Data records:

_ _ _ _ _ _ _

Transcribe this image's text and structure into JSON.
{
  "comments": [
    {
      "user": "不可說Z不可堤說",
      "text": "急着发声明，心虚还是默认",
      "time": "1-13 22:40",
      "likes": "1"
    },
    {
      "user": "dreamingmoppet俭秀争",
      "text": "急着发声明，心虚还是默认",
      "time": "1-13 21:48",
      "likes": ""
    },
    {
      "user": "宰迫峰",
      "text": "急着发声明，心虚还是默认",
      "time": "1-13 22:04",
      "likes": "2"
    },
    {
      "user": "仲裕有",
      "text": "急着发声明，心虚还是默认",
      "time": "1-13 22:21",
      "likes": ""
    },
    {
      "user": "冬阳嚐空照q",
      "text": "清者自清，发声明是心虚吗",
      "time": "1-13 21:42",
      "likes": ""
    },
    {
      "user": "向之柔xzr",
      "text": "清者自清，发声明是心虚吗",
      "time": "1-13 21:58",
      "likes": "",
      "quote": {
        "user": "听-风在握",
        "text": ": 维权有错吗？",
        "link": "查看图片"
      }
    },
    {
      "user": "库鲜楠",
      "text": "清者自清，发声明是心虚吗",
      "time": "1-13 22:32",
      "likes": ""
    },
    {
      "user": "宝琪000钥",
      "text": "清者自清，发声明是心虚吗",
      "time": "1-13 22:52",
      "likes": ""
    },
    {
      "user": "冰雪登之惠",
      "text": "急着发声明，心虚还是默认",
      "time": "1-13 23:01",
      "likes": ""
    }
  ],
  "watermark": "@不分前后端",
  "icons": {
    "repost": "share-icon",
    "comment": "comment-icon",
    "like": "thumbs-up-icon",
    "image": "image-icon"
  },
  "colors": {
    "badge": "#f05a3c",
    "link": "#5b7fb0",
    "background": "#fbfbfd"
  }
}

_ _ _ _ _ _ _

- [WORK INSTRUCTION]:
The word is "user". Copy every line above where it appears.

- [SOLVED PROBLEM]:
      "user": "不可說Z不可堤說",
      "user": "dreamingmoppet俭秀争",
      "user": "宰迫峰",
      "user": "仲裕有",
      "user": "冬阳嚐空照q",
      "user": "向之柔xzr",
        "user": "听-风在握",
      "user": "库鲜楠",
      "user": "宝琪000钥",
      "user": "冰雪登之惠",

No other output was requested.